Estonian Song and Dance Celebrations (also called as Song Festival and Dance Festival) are considered to be “as Estonian as it can get”. Those two individual festivals are usually seen as a “double event” and performers of both, singers and dancers, join for the celebratory parade starting in the Tallinn town centre and ending on the Song Festival grounds (Lauluväljak).
These days, it is rare to see young people honouring their roots and traditions, wearing folk costumes and dancing and singing the way their great grandparents once did. Given the small size of Estonian population and the fact we are more like the serious, calm and ponderous Nordic people than our more temperamental Slavic neighbours, Estonian Dance Celebration traditions are even more remarkable. Nevertheless, every few years, there we are again: thousands of dancers forming beautiful patterns in front of tens of thousands spectators.
- Estonian General Dance Celebrations (Dance Festivals) take place every 5 years
- In between the festivals, other dance events are held – Estonian Youth Dance Celebration
The history of Dance Celebrations
The first Estonian Games, Dance and Gymnastics festival, held in 1934, was a precursor of the present Dance Celebration. One and a half thousand folk dancers performed there.
The greatest Dance Celebration of all times (the 9th) took place in 1970 with over 10000 performers. By then there were different categories according to age, with performers from toddlers to seniors, the dancing veterans. The youngest dancer at this festival was 4 years old and the oldest 76! All the following festivals have had the optimal 8000 performers.
In the beginning of the 1960s, the number of youth choirs, orchestras, folk-dance groups and participants had increased to such a level that it became necessary to hold a separate event. So, it was decided that a Youth Song and Dance Celebration should be organised. The first was held in 1962 and the next celebration will be held in 2011.
The Dance Celebration is a complete performance with a specific theme. The dancers in their bright national costumes form several colourful patterns on the dance field. The dances itself are created especially for each individual Dance celebration, mostly by Estonian choreographers, but there are some traditional numbers, too. For instance the national dance „Tuljak“ is always a part of the repertoire.
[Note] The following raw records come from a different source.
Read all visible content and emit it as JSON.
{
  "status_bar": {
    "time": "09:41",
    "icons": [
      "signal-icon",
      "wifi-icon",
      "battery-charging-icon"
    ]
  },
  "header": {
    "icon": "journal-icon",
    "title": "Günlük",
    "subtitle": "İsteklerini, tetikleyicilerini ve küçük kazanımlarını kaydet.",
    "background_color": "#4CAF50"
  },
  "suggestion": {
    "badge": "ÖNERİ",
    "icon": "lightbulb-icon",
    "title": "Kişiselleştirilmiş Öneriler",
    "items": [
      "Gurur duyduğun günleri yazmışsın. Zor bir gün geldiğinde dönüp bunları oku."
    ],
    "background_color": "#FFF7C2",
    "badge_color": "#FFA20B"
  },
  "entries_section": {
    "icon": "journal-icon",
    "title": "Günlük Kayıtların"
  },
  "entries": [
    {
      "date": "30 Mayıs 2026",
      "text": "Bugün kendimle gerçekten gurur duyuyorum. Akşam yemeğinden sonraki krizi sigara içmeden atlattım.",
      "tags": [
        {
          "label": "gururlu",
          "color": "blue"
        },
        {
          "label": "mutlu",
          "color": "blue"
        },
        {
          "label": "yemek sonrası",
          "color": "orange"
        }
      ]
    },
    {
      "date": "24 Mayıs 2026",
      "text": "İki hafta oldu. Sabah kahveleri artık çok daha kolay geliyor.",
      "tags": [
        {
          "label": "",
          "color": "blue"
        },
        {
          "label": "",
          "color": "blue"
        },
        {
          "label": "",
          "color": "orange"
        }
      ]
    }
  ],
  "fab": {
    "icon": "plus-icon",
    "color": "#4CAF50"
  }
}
Another tradition is forming a contour map of Estonia on the festival grounds – an element usually built into a dance.
In November 2003, UNESCO declared Estonia’s Song and Dance Celebration tradition a masterpiece of the Oral and Intangible Heritage of Humanity.
Since the Dance Celebrations are so popular in Estonia, some alternative festivals have also been staged.
- Probably the most famous of them is the Estonian Men’s dance Festival, which was first held in 2006. It captured people’s imagination up and down the country, and the innovative approach it took has had a major influence on dance festivals ever since.
- The second Estonian Men’s dance Festival in 2010 was titled ‘elemental’
- In July 2011 there the first women’s dance festival will be held in Jõgeva town.